Please copy out each line of the listing that contains the word "Tables".

Records shown:
□ □ □ □ □

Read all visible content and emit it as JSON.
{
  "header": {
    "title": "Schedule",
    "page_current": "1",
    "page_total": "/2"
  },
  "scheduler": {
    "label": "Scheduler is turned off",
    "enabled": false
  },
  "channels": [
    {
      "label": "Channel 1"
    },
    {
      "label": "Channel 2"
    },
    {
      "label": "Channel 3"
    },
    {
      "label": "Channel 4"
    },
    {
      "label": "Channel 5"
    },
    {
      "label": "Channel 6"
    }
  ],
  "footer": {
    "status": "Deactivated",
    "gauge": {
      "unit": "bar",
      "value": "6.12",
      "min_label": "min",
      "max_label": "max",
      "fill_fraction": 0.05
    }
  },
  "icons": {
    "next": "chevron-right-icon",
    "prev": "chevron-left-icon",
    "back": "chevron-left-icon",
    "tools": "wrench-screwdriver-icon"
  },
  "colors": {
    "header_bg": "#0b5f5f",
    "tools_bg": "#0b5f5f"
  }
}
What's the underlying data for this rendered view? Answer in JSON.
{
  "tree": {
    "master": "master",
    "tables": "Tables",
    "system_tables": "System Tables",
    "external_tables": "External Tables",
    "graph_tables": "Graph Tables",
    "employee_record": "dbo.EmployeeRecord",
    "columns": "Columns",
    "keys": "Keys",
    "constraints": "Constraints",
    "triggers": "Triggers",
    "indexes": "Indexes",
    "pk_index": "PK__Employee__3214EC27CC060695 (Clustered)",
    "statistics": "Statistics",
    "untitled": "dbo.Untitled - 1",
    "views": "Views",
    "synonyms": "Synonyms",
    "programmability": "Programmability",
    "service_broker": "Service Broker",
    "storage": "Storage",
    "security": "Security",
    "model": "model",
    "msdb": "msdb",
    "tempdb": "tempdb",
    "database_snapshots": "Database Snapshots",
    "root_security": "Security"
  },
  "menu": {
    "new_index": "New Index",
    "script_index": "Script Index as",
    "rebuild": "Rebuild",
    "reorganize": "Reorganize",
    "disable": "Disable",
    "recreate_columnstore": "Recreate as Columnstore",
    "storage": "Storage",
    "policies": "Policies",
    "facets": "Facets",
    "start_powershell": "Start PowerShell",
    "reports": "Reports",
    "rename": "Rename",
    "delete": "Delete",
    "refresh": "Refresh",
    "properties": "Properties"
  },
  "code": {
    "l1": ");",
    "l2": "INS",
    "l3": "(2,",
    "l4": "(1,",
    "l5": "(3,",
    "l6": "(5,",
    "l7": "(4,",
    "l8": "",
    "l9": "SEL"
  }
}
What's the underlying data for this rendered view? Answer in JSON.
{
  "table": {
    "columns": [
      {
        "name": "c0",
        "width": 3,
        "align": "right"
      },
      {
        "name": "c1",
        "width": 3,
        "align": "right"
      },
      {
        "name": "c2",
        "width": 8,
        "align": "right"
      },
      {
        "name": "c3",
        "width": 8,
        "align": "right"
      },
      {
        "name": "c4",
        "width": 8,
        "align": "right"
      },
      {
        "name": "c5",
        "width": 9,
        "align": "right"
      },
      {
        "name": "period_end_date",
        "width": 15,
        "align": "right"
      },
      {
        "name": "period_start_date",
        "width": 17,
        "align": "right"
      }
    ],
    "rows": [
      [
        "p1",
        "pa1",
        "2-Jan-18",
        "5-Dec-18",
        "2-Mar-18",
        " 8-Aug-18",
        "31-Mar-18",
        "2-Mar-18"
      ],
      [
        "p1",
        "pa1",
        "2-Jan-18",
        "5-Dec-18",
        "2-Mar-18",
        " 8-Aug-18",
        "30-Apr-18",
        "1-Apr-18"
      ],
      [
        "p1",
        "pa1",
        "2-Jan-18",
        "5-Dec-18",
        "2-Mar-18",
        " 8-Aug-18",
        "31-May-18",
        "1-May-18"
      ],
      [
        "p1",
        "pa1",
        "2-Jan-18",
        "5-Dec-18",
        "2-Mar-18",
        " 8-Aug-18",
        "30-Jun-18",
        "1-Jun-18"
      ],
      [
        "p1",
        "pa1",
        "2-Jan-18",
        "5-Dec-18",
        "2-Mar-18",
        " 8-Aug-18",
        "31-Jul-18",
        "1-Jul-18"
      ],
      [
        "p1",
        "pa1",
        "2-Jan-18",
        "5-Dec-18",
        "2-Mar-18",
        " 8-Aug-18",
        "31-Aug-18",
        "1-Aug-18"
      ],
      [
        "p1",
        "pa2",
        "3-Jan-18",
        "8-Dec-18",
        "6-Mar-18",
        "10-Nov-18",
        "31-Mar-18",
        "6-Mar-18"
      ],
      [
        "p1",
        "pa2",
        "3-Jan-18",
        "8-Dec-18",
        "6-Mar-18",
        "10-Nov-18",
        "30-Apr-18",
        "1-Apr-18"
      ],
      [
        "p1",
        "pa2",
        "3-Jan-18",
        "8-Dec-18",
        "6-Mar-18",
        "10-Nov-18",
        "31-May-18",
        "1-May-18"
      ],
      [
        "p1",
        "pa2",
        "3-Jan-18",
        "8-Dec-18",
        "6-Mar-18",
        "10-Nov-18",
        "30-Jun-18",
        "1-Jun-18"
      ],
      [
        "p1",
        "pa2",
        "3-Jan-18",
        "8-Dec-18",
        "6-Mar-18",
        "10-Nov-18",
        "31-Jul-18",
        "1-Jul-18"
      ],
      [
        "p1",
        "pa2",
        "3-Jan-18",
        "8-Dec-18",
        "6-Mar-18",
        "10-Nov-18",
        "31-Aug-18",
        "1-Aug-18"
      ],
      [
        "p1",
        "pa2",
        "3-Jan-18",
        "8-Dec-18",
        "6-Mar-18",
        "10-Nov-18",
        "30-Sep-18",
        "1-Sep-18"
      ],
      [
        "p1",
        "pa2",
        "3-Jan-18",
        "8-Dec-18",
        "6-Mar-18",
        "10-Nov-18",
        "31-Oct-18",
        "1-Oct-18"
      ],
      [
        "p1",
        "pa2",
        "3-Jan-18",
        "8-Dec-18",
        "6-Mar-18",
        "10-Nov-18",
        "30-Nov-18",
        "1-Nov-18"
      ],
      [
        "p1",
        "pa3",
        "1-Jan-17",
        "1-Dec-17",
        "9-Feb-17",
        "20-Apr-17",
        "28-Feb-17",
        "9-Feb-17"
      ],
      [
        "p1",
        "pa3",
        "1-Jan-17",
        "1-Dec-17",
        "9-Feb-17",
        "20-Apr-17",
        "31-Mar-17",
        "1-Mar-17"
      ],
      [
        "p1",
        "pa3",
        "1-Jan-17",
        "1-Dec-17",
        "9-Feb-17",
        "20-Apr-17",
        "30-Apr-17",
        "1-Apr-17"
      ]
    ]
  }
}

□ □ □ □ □

Result for this task:
    "tables": "Tables",
    "system_tables": "System Tables",
    "external_tables": "External Tables",
    "graph_tables": "Graph Tables",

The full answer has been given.